■ What you should do ■
Go through the records and report each line in which the word "JSON" occurs.

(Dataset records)
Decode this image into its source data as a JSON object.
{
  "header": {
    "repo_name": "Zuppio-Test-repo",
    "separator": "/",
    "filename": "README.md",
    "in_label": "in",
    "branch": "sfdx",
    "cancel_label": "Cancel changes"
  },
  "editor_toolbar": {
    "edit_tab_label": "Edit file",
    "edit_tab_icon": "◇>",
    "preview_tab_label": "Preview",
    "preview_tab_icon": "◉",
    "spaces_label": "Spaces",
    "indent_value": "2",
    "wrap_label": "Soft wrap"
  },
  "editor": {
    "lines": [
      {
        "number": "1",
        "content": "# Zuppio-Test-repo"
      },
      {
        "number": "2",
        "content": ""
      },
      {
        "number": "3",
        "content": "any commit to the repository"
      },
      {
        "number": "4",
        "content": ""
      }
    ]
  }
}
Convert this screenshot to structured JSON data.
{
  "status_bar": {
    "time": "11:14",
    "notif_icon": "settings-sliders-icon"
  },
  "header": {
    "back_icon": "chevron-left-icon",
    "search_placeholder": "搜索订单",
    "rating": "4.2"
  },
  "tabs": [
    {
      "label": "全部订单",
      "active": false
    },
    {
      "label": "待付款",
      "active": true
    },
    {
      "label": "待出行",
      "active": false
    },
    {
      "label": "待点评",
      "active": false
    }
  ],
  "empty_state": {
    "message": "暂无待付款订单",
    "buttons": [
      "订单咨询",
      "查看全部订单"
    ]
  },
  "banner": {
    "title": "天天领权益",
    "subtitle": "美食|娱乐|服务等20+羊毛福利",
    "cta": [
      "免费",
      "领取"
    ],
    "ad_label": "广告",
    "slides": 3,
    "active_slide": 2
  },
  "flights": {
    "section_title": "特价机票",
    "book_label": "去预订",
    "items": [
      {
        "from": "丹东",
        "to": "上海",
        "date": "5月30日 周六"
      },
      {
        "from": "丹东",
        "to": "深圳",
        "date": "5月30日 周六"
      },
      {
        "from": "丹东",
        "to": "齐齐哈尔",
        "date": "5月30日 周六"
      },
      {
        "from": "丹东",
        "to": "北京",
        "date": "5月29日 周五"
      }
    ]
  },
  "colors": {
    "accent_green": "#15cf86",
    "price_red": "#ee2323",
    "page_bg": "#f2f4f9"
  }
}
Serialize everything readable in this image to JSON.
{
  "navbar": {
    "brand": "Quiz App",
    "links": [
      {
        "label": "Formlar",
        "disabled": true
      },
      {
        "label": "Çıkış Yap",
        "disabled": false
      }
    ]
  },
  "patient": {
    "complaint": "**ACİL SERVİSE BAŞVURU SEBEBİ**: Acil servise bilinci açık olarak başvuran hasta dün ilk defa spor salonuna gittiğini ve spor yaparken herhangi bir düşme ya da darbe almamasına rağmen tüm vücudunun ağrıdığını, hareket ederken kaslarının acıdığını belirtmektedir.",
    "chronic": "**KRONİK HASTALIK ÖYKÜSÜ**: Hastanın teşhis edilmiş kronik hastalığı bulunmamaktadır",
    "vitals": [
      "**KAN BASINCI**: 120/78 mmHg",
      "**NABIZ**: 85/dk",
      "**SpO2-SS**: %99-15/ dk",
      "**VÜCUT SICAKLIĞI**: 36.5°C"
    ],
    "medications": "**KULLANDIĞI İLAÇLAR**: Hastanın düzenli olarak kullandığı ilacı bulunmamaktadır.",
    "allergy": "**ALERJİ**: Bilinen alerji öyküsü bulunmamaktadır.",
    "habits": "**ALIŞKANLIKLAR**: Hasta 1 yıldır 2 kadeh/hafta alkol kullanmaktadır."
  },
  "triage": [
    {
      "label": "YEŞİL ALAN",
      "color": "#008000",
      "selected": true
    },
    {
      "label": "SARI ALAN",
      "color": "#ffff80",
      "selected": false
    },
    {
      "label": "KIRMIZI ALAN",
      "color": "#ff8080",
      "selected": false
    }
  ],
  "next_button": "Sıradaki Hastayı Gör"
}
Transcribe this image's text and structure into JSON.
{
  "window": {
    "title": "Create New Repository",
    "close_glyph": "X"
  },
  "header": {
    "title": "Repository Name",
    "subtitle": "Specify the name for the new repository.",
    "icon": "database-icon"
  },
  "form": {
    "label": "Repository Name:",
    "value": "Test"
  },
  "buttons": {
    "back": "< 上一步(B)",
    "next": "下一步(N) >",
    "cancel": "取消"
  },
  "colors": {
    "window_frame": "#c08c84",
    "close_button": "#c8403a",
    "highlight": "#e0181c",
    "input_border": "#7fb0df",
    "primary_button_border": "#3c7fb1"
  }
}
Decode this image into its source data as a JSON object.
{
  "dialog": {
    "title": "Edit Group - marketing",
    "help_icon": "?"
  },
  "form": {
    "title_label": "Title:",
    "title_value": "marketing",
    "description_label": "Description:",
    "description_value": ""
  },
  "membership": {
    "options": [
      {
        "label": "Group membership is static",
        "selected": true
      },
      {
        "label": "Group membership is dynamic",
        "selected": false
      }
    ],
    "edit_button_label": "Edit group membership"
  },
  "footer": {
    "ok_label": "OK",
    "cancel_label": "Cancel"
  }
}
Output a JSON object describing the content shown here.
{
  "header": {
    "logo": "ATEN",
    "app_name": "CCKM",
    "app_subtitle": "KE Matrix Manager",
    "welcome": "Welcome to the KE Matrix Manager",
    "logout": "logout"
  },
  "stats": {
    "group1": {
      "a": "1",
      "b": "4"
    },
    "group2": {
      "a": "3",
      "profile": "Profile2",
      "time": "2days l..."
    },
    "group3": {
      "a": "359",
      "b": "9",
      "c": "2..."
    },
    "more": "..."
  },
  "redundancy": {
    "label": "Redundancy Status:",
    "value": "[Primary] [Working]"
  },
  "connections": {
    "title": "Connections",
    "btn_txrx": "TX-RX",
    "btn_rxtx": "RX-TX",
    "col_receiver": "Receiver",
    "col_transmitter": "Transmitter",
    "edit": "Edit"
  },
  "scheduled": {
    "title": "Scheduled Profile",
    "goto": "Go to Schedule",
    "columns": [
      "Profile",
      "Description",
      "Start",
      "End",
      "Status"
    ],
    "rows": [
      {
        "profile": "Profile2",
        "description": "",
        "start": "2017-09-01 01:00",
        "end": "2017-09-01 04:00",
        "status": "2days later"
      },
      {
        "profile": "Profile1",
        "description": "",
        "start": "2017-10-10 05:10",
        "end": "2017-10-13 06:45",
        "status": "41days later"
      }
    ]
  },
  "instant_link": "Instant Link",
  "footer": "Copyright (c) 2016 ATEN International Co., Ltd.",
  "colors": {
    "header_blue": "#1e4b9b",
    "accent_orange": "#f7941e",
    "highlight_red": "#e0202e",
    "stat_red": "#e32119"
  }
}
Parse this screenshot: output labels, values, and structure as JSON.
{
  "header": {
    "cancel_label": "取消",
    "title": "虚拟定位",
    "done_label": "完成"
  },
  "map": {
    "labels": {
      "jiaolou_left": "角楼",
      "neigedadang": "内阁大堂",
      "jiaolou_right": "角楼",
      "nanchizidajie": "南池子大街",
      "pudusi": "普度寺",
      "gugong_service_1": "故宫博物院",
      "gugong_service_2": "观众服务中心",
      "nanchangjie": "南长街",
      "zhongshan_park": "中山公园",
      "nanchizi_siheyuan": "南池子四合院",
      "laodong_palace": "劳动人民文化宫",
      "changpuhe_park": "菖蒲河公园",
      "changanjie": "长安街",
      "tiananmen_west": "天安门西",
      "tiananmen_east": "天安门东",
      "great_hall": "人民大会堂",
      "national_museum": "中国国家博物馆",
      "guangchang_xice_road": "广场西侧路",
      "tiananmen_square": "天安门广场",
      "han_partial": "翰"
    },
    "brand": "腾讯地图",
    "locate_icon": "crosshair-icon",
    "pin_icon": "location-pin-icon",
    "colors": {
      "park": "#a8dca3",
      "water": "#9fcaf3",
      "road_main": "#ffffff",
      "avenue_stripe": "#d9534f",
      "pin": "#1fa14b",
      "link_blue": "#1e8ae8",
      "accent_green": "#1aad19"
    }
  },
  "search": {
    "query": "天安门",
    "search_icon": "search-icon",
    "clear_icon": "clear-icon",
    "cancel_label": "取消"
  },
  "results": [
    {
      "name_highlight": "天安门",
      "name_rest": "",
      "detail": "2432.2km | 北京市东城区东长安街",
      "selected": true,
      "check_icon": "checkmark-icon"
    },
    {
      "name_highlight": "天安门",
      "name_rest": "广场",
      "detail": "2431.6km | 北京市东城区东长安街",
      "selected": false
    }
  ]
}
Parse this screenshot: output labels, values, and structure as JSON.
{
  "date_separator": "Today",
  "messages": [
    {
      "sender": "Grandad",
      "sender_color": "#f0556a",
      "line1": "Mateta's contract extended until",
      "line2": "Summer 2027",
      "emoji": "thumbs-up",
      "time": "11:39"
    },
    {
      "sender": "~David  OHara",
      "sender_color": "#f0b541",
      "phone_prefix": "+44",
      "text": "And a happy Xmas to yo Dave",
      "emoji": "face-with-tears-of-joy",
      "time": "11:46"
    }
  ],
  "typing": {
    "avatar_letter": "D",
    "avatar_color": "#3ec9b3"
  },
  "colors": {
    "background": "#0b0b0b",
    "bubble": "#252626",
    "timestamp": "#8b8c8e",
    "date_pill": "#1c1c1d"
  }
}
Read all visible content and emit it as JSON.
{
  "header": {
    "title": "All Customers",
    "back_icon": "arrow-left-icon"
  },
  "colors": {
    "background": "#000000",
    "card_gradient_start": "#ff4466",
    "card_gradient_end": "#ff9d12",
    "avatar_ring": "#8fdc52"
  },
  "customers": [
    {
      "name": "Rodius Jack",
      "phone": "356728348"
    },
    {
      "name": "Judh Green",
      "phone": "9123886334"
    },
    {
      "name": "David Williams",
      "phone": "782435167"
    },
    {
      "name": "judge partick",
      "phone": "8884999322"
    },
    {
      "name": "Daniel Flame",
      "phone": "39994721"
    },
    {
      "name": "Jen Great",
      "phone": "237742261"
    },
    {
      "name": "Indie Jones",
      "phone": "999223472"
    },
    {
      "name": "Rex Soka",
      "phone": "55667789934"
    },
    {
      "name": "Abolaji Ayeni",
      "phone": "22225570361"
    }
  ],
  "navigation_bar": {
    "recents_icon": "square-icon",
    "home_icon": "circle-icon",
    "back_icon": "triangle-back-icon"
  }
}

■ Output below ■
Decode this image into its source data as a JSON object.
Convert this screenshot to structured JSON data.
Serialize everything readable in this image to JSON.
Transcribe this image's text and structure into JSON.
Decode this image into its source data as a JSON object.
Output a JSON object describing the content shown here.
Parse this screenshot: output labels, values, and structure as JSON.
Parse this screenshot: output labels, values, and structure as JSON.
Read all visible content and emit it as JSON.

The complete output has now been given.